**EXERCISE:**
Go line by line through the data below and count those with the string "code". Give the number only.

**INPUT RECORDS:**
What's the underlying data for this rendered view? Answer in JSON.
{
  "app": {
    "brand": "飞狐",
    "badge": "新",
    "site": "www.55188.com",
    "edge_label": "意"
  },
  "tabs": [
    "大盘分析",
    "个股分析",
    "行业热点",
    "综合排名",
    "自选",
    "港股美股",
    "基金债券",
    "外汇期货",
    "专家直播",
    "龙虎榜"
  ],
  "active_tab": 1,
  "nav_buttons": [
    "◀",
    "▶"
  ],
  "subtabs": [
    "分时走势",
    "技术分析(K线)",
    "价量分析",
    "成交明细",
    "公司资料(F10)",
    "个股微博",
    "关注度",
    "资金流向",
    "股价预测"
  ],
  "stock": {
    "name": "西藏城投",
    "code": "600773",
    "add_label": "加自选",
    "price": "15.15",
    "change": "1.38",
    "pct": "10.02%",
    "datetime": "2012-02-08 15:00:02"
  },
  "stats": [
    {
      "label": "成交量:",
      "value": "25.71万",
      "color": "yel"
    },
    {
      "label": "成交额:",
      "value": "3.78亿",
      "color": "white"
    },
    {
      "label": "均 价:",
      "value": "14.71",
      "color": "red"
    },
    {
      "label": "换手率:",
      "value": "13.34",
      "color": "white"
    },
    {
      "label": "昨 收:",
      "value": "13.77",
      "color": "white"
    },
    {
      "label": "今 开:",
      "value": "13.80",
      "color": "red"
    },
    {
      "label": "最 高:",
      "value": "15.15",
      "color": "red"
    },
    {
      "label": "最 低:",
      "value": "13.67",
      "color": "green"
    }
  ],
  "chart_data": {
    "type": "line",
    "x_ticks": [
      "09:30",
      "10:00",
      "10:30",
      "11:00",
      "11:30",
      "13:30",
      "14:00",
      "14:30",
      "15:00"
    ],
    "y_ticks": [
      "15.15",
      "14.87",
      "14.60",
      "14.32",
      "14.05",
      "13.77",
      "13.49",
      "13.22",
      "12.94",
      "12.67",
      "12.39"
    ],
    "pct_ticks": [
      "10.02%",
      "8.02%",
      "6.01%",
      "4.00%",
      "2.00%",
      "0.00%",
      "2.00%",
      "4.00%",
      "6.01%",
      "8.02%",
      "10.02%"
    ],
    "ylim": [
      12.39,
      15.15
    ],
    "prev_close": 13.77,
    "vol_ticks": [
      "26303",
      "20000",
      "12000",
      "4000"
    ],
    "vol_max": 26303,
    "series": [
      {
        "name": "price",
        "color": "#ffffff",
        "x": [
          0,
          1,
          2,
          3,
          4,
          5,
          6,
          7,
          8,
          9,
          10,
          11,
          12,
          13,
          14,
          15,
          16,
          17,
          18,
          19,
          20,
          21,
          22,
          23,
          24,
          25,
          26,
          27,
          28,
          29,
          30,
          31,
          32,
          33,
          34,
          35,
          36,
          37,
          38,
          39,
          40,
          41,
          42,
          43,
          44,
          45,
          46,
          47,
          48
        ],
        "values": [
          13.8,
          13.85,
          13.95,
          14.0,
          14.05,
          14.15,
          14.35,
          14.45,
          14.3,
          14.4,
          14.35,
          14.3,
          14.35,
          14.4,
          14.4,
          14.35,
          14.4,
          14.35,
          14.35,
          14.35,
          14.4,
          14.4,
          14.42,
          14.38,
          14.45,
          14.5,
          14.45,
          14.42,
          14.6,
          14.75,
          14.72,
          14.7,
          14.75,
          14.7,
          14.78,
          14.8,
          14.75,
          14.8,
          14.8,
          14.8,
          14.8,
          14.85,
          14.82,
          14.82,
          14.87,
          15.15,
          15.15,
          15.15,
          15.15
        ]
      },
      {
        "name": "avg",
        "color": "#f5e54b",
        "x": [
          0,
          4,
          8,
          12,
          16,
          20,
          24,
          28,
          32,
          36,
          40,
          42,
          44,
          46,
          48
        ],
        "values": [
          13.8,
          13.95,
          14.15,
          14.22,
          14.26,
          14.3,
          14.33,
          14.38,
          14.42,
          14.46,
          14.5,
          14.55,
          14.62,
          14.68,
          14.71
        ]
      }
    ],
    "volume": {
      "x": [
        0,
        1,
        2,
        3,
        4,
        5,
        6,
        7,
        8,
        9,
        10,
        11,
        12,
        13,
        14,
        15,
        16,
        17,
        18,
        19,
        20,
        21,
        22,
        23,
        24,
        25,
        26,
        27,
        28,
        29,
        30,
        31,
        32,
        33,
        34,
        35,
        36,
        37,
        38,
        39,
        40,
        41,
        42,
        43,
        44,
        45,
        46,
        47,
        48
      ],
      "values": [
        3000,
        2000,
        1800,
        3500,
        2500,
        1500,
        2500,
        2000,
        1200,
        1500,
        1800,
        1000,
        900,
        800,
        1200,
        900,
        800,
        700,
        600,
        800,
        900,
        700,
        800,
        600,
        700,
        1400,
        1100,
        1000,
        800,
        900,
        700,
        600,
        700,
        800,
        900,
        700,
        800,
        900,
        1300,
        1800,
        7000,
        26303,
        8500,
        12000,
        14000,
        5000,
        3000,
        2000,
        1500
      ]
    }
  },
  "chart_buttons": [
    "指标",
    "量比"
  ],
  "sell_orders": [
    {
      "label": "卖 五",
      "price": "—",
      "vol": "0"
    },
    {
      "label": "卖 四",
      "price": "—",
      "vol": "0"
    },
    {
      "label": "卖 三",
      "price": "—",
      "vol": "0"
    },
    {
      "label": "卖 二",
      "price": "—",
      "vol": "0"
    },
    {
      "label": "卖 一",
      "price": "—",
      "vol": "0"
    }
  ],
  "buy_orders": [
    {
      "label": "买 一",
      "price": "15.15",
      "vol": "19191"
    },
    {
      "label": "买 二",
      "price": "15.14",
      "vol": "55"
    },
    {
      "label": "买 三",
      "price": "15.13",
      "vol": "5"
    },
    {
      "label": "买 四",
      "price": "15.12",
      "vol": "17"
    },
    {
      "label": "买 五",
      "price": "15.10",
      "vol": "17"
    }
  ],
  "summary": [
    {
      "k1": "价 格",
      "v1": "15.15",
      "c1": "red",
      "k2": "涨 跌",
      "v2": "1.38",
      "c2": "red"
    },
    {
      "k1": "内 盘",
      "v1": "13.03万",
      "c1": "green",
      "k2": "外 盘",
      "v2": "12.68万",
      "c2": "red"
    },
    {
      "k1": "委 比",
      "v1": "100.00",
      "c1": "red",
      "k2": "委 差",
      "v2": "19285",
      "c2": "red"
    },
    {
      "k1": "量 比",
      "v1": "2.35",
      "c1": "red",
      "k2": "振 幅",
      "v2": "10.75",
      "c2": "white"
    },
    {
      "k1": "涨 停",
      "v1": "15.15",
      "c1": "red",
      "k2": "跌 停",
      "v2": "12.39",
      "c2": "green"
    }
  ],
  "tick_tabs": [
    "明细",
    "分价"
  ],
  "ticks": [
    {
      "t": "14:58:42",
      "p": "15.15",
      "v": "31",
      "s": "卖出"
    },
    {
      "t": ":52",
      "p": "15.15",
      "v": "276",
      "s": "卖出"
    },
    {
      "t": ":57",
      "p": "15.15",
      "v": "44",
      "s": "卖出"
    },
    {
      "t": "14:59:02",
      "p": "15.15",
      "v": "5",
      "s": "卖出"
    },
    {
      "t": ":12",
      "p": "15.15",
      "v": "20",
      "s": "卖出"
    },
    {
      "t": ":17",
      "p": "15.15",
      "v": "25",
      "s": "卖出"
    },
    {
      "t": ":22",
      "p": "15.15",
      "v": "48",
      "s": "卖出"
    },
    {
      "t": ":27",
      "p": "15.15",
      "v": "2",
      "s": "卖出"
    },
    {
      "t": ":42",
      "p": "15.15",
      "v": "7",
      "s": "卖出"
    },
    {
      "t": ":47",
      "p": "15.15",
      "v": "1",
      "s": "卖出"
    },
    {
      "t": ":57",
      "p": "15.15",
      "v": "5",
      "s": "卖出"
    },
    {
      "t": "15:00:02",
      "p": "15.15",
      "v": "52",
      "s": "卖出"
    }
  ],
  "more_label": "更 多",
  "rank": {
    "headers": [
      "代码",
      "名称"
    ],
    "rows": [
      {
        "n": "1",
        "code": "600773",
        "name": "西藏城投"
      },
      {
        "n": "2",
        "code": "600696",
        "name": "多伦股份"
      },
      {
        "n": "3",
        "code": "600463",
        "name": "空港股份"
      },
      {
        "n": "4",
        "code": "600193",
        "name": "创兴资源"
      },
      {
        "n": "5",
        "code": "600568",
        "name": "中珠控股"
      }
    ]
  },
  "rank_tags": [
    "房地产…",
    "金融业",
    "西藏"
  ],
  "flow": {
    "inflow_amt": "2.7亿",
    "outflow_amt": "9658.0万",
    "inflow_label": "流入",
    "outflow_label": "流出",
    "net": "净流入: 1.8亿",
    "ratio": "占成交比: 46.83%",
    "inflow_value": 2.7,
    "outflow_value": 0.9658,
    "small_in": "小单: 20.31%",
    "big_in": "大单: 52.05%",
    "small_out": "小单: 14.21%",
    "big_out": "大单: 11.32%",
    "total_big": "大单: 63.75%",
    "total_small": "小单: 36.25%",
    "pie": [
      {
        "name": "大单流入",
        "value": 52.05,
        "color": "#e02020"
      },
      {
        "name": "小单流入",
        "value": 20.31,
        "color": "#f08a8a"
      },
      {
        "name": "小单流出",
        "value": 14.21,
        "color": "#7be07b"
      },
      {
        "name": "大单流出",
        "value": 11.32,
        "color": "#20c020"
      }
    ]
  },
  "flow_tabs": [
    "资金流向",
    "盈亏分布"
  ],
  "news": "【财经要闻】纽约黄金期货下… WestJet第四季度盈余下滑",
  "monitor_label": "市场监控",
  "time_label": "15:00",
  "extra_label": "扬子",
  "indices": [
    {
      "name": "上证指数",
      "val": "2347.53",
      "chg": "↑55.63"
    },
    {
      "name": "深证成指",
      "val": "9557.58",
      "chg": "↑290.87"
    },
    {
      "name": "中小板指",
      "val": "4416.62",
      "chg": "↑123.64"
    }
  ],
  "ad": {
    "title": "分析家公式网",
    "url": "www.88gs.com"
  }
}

**RESULT:**
6